Despite scoring 40 goals for England, Owen's return of four for Newcastle this season saw Capello start with Wayne Rooney supported by Joe Cole before bringing on Peter Crouch in the second half.
Capello's opening starting XI hinted at there being be no favourites, even if he has a player on 99 caps or England's second-highest scorer.
Beckham's lack of match-fitness allowed David Bentley to seize his opportunity to impress on the right of midfield, turning the jeers of his debut into cheers.
The criticism Bentley received for resting during the Under-21 tournament now appears a distant memory, although Stuart Pearce has recently suggested that Capello wants representing England at any level to be considered a huge honour.
Without Owen and Beckham, it was an unconvincing first 40 minutes at Wembley until Jenas tapped in a cross from Chelsea midfielder Cole.
"We were quite nervous at the start and worried obviously,' Capello said. "We probably still at the back of our minds had the failure to qualify for Euro 2008.
"Wembley always generates pressure on the players and they couldn't play as they wished at first.'
Derdiyok levelled in the 58th minute when Tranquillo Barnetta spilt the England defence with a reverse pass, but Wright-Phillips grabbed the winner four minutes later when he got on the end of Steven Gerrard's cross.
"Winning is always good and it's important for the morale of the team but we need to analyse everything in every game,' Capello added.
"I need to analyse the video of their goal.
"I've got an idea of how it happened and why but from the bench you cannot see exactly. I have a couple of ideas about the type of mistakes we made. That was probably the only defensive mistake we made all game.'
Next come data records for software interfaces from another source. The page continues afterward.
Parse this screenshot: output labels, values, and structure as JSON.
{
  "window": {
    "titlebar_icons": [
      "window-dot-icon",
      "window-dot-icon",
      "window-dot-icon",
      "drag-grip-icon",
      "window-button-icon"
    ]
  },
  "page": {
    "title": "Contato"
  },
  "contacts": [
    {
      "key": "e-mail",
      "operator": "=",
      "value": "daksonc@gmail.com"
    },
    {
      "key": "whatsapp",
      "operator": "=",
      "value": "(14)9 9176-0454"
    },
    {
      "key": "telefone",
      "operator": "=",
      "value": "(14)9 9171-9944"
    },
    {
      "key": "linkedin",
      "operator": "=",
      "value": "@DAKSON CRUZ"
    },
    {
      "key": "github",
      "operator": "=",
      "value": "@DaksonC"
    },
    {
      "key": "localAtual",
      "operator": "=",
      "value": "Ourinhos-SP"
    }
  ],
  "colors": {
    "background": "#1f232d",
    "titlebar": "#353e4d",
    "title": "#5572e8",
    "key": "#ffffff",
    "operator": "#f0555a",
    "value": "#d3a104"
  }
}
Some England fans chanted for Beckham but Capello insists they will not have a bearing on his selection.
"It doesn't influence me at all,' said the Italian. "I'm happy for them to chant David Beckham's name because he is a very good player, I know him very well.
"I'm happy they chant his name. But the things I do has nothing to do with my personal feelings. I reason about things and my decisions are borne out of my reasoning.'